Annetta Benzar is originally from Belarus but emigrated to Cyprus aged 4. She works in an international organisation but feels there is an implicit hierarchy of nationalities there. She herself is a Cypriot passport holder and, as such, was able to apply for her current job but she says that prior to her naturalisation, she would have faced great difficulty securing employment in Cyprus.
She explains that Cyprus opened its doors to third country nationals as a temporary measure in the 1990s to fill vacancies in fields such as domestic and physical labour, and that the perception remains to this day that immigrants do the jobs that locals do not want. As a result, immigrants and locals tend not to mix in the workplace.
Annetta perceives an ingrained prejudice towards “outsiders” in Cyprus, noting that the country prefers to align itself with Greece rather than the Middle-East, and that the restrictions that prevent foreigners from working in public-facing jobs result in the true diversity of the country being hidden from view.
She says that Cyprus is “very behind” compared to other European countries in terms of efforts to facilitate the integration of migrants, particularly children, into the local community and blames this on lack of government funding and training, and a generally negative attitude towards foreigners.

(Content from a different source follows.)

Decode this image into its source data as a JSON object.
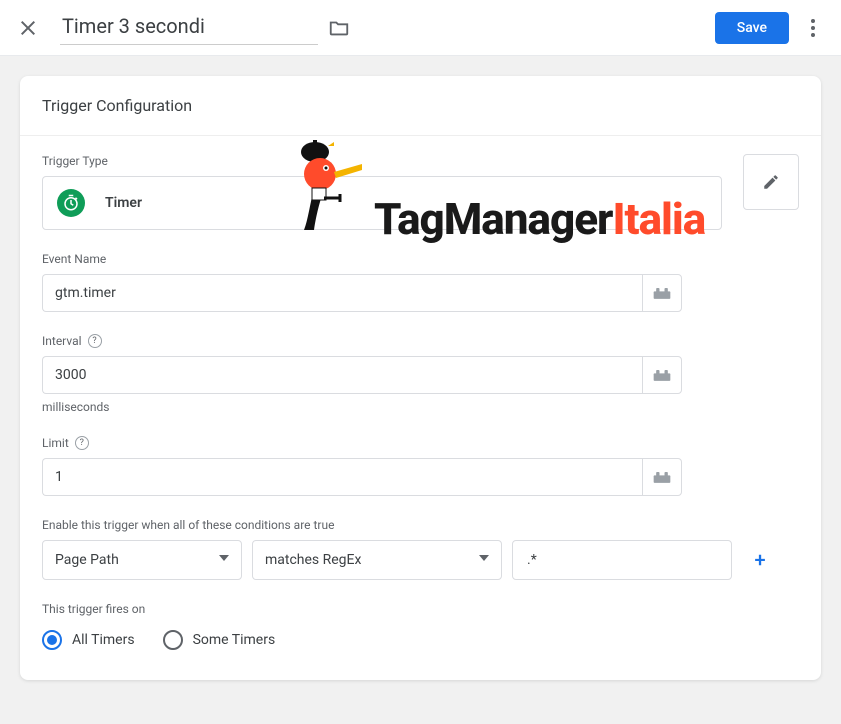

Although she had expected that Greek Cypriots, with their recent experience of displacement, would be empathetic to the situation of migrants, she has found that this is generally not the case and that there is resentment about the distribution of financial support.
She feels that religion plays a role in dividing the locals and refugees, with Greek Cypriots and Russians connecting readily due to their Orthodoxy while Muslims tend to be mistrusted due to the association with Turkey. However, it is also the case, she says that many Russians are exploited with no recourse to the authorities for assistance due to their lack of language skills.
Annetta says that single male immigrants are perceived to be a threat, particularly those from Turkey who are blamed for the increase in criminal activity. Single females, on the other hand, are perceived to be vulnerable and motivated to marry to obtain a Cypriot passport. Meanwhile, families are seen as less of a threat but more of a drain on resources; as Annetta says, “If you're not counting your own money, you’re counting someone else's”.
The number of NGOs operating in Cyprus has increased, says Annetta, and they have made efforts to improve attitudes between locals and immigrants. However, this goal is not even on the agenda in terms of political rhetoric, with politicians capitalising on anti-immigration sentiment to attract the popular vote.
Annetta ends by noting that the migrant community in Cyprus should not be thought of as a monolithic entity as there are divisions and hierarchies between the nationalities that comprise it.